We haven’t stepped in it for a while… so let’s get this series of articles off with a bang.
In recent weeks, we have been told:
“I haven't been trading with the high volatility. Hope to join back up when things settle down some.”
“Given the market volatility I am staying away from the market for the time being.”
“but have been quite badly burned by the volatility recently”
“There is too much volatility in the market”
“This volatility is getting too difficult to gage the direction of the market”
“(The markets) are extremely volatile at present so (I am) extremely busy managing positions.”
We are well into the 4th quarter at this point and volatility is at the front of the minds of many traders. It’s a time of year when more volume enters the market. More news takes place with everyone back from vacation. And more traders look for reasons to make decisions on what direction the markets will close out the year.
These factors lead many traders to worry, focus on or otherwise concern themselves with volatility.
But what exactly is volatility? What impact does it have on the markets? And most importantly, what impact does it have on our programs, trades or results? (spoiler… none).
According to Merriam-Webster, volatility is “a tendency to change quickly or unpredictably.” This definition can be applied to many things… but in market terms, it’s a measure of “how big was the move today vs. how big was the move yesterday (or last week.. or last month, etc). A 10 point range yesterday followed by a 50 point range today means volatility is moving up. The reverse means volatility is moving down. A sudden shock to the markets such as an unemployment report or war breaking out or an Elon Musk tweet can cause either short term or longer term volatility.
The most common measure of volatility is the VIX. It’s the CBOE’s index “representing the market’s expectations for volatility over the coming 30 days.” According to many of the comments we have received recently, one would conclude the markets are extremely volatile. Are they?
No. It’s at an all-time low. In fact, it’s so low, it would require a 900% increase in volatility to match the highs of 2008 (a time that was actually volatile). We remember those days quite well as we traded through them (very successfully we might add). So why do traders insist on suggesting the markets are very volatile? Why is volatility catching the blame and what is it being blamed for?

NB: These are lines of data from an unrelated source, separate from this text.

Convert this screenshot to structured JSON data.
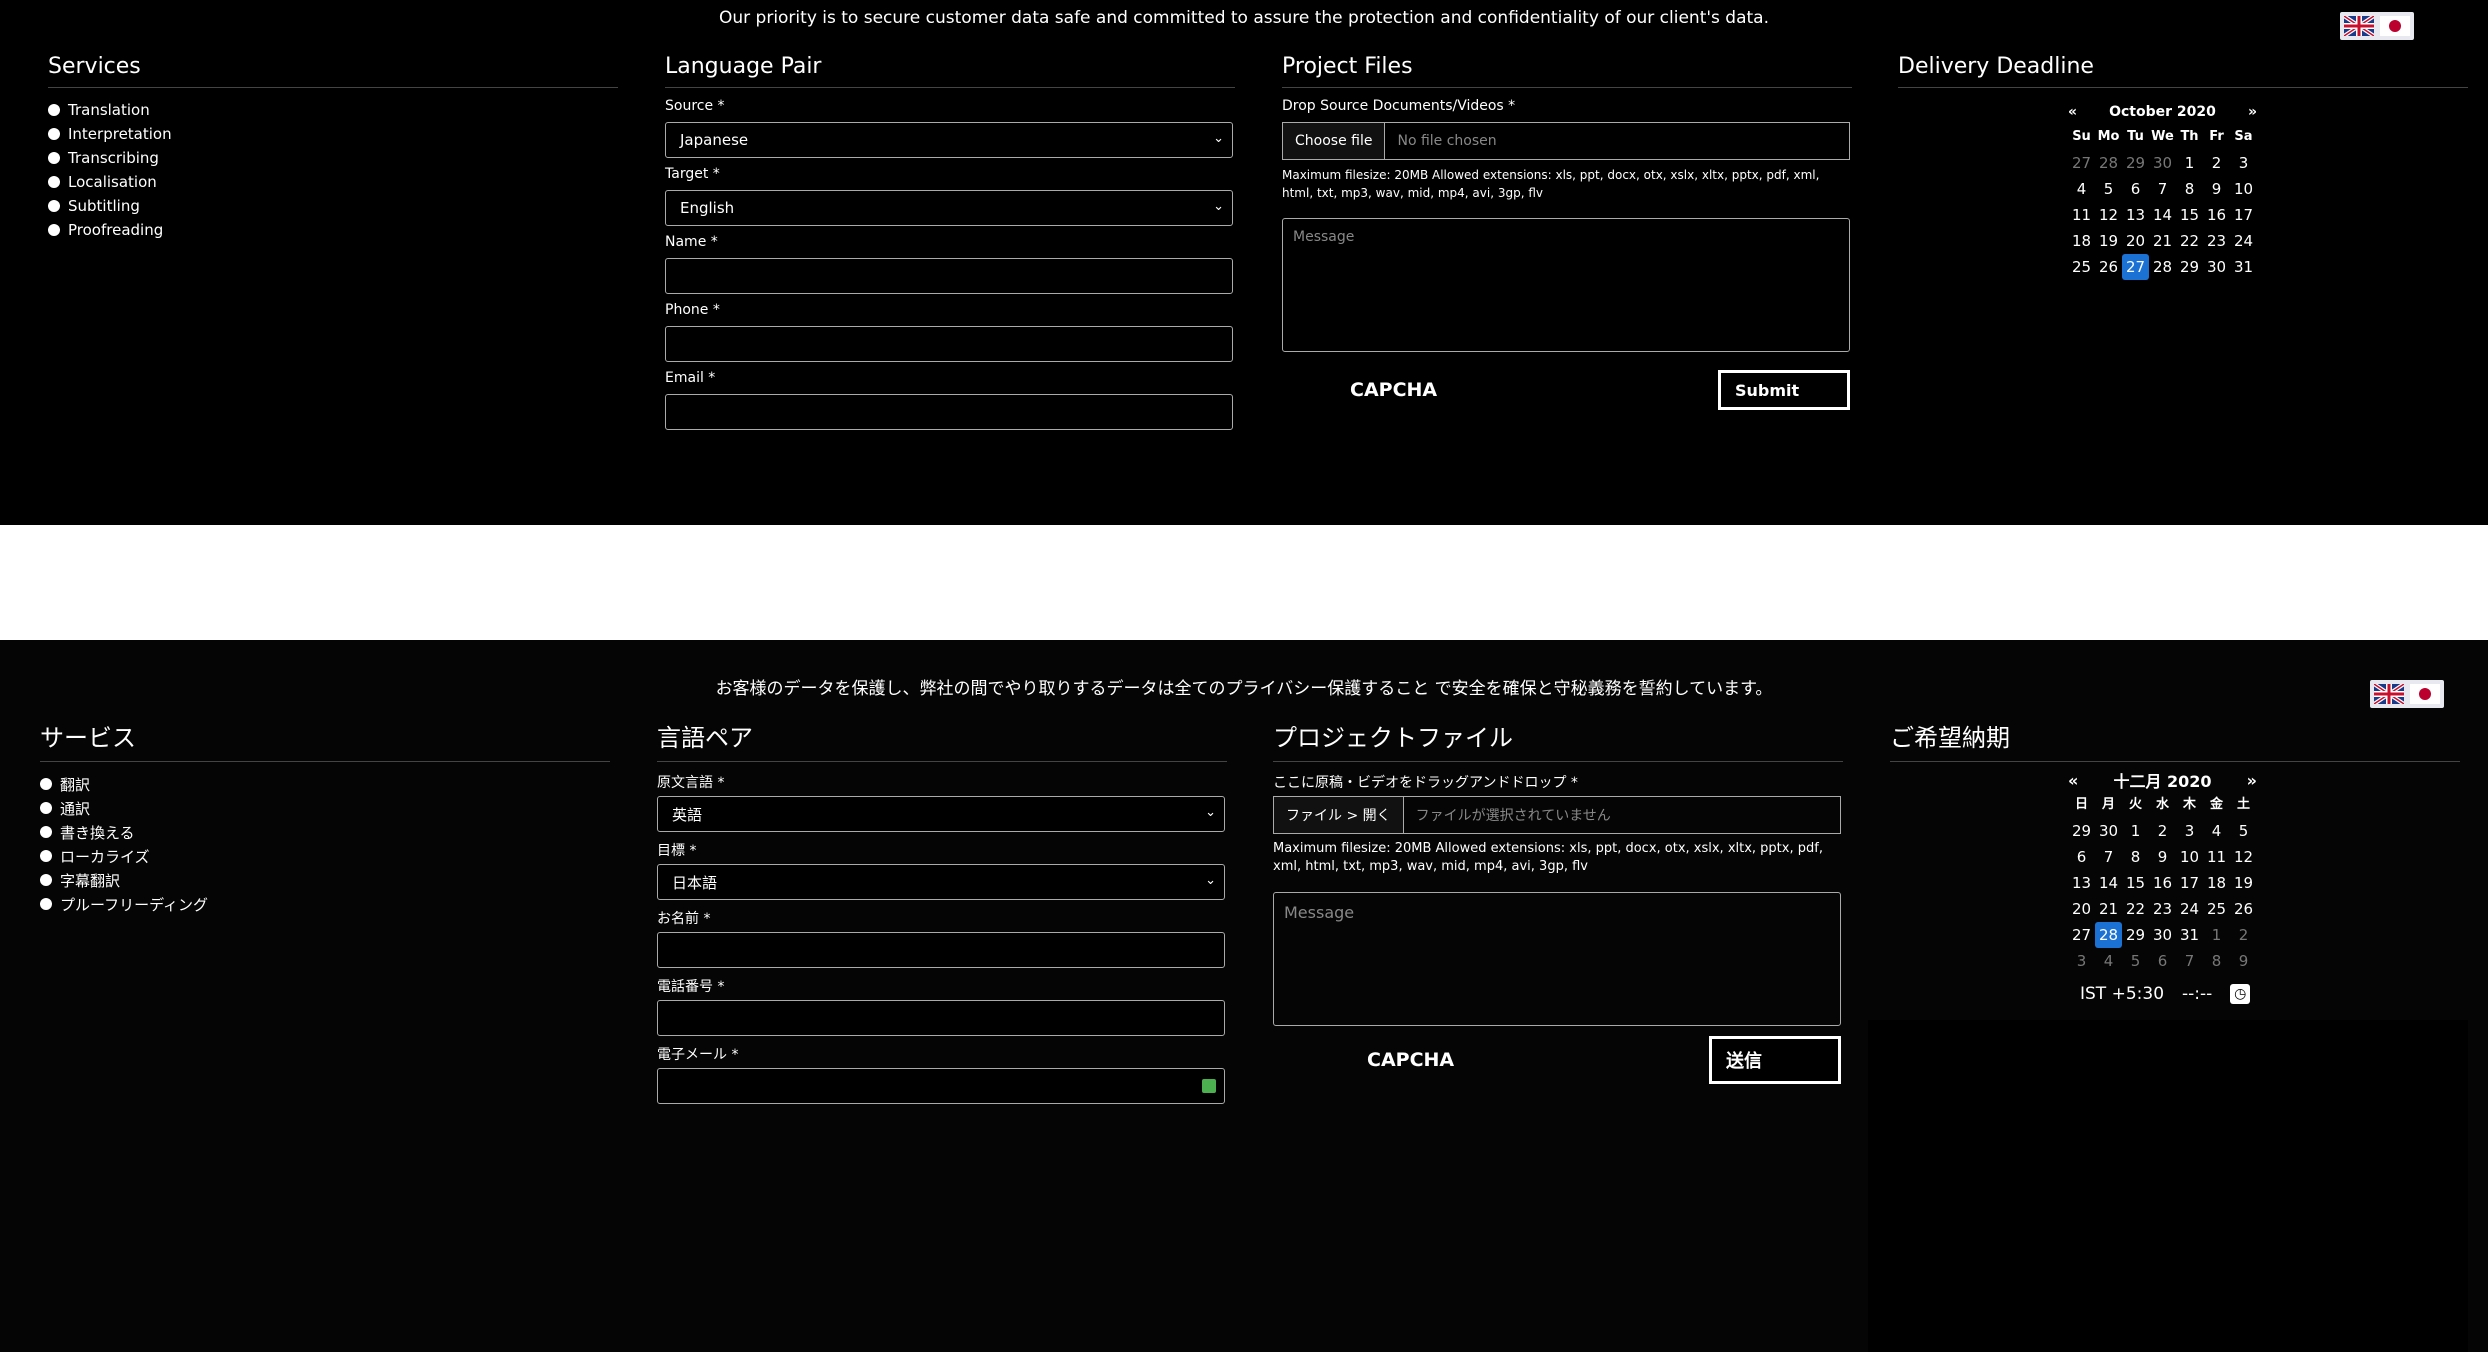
{
  "english": {
    "notice": "Our priority is to secure customer data safe and committed to assure the protection and confidentiality of our client's data.",
    "services": {
      "title": "Services",
      "items": [
        "Translation",
        "Interpretation",
        "Transcribing",
        "Localisation",
        "Subtitling",
        "Proofreading"
      ]
    },
    "language_pair": {
      "title": "Language Pair",
      "source_label": "Source *",
      "source_value": "Japanese",
      "target_label": "Target *",
      "target_value": "English",
      "name_label": "Name *",
      "phone_label": "Phone *",
      "email_label": "Email *"
    },
    "project_files": {
      "title": "Project Files",
      "drop_label": "Drop Source Documents/Videos *",
      "choose_file": "Choose file",
      "no_file": "No file chosen",
      "note": "Maximum filesize: 20MB Allowed extensions: xls, ppt, docx, otx, xslx, xltx, pptx, pdf, xml, html, txt, mp3, wav, mid, mp4, avi, 3gp, flv",
      "message_placeholder": "Message",
      "capcha": "CAPCHA",
      "submit": "Submit"
    },
    "deadline": {
      "title": "Delivery Deadline",
      "prev": "«",
      "next": "»",
      "month": "October 2020",
      "weekdays": [
        "Su",
        "Mo",
        "Tu",
        "We",
        "Th",
        "Fr",
        "Sa"
      ],
      "days": [
        "27",
        "28",
        "29",
        "30",
        "1",
        "2",
        "3",
        "4",
        "5",
        "6",
        "7",
        "8",
        "9",
        "10",
        "11",
        "12",
        "13",
        "14",
        "15",
        "16",
        "17",
        "18",
        "19",
        "20",
        "21",
        "22",
        "23",
        "24",
        "25",
        "26",
        "27",
        "28",
        "29",
        "30",
        "31"
      ],
      "selected_index": 30,
      "dim_indices": [
        0,
        1,
        2,
        3
      ]
    }
  },
  "japanese": {
    "notice": "お客様のデータを保護し、弊社の間でやり取りするデータは全てのプライバシー保護すること で安全を確保と守秘義務を誓約しています。",
    "services": {
      "title": "サービス",
      "items": [
        "翻訳",
        "通訳",
        "書き換える",
        "ローカライズ",
        "字幕翻訳",
        "プルーフリーディング"
      ]
    },
    "language_pair": {
      "title": "言語ペア",
      "source_label": "原文言語 *",
      "source_value": "英語",
      "target_label": "目標 *",
      "target_value": "日本語",
      "name_label": "お名前 *",
      "phone_label": "電話番号 *",
      "email_label": "電子メール *"
    },
    "project_files": {
      "title": "プロジェクトファイル",
      "drop_label": "ここに原稿・ビデオをドラッグアンドドロップ *",
      "choose_file": "ファイル > 開く",
      "no_file": "ファイルが選択されていません",
      "note": "Maximum filesize: 20MB Allowed extensions: xls, ppt, docx, otx, xslx, xltx, pptx, pdf, xml, html, txt, mp3, wav, mid, mp4, avi, 3gp, flv",
      "message_placeholder": "Message",
      "capcha": "CAPCHA",
      "submit": "送信"
    },
    "deadline": {
      "title": "ご希望納期",
      "prev": "«",
      "next": "»",
      "month": "十二月 2020",
      "weekdays": [
        "日",
        "月",
        "火",
        "水",
        "木",
        "金",
        "土"
      ],
      "days": [
        "29",
        "30",
        "1",
        "2",
        "3",
        "4",
        "5",
        "6",
        "7",
        "8",
        "9",
        "10",
        "11",
        "12",
        "13",
        "14",
        "15",
        "16",
        "17",
        "18",
        "19",
        "20",
        "21",
        "22",
        "23",
        "24",
        "25",
        "26",
        "27",
        "28",
        "29",
        "30",
        "31",
        "1",
        "2",
        "3",
        "4",
        "5",
        "6",
        "7",
        "8",
        "9"
      ],
      "selected_index": 29,
      "dim_indices": [
        33,
        34,
        35,
        36,
        37,
        38,
        39,
        40,
        41
      ],
      "timezone": "IST +5:30",
      "time_value": "--:--"
    }
  },
  "colors": {
    "selected_day": "#1b72d4",
    "background": "#000000",
    "band": "#ffffff"
  }
}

Well… if we can be blunt… it’s poor performance. Specifically, poor performance due to excessive risk and a poor trading strategy. That’s it. Volatility is just a way to deflect blame from what’s right in front of most traders… poor execution and gambling tendencies. Nothing more. Blaming volatility for poor performance is like blaming your dog for eating your homework you never did in the first place. Stop deflecting.
Here's the rub. Volatility (or market conditions in general) should have no impact on your decisions, ability to trade or ability to profit. If market conditions do have an impact, (just being blunt again), your trading strategy
sucks should be revised.
When markets are quiet, volatility gets blamed for poor performance (i.e. not making enough). When markets are wild, volatility also gets blamed for poor performance (i.e. taking losses), but for opposite reasons. Let’s stop giving volatility a bad name and start calling it what it actually is… yesterday’s news.
If you’re looking for a trading strategy that doesn’t care at all about current or future market conditions (because they don’t matter) Fill in the form on our homepage and a member of our team would be happy to give you a call or engage via email. Follow our trades. Leave the math to us.
P.S. We have been told dozens of times that the 4th quarter is the most volatile. Well… taking an average price of the VIX for each of the last 16 years shows the 1st and 2nd quarters have higher average prices. A more extensive study would need to be done on every market we cover, but at least in this instance, the 4th quarter is rather quiet.
1st Quarter: 112.16
2nd Quarter: 109.63
3rd Quarter: 105.50
4th Quarter: 109.43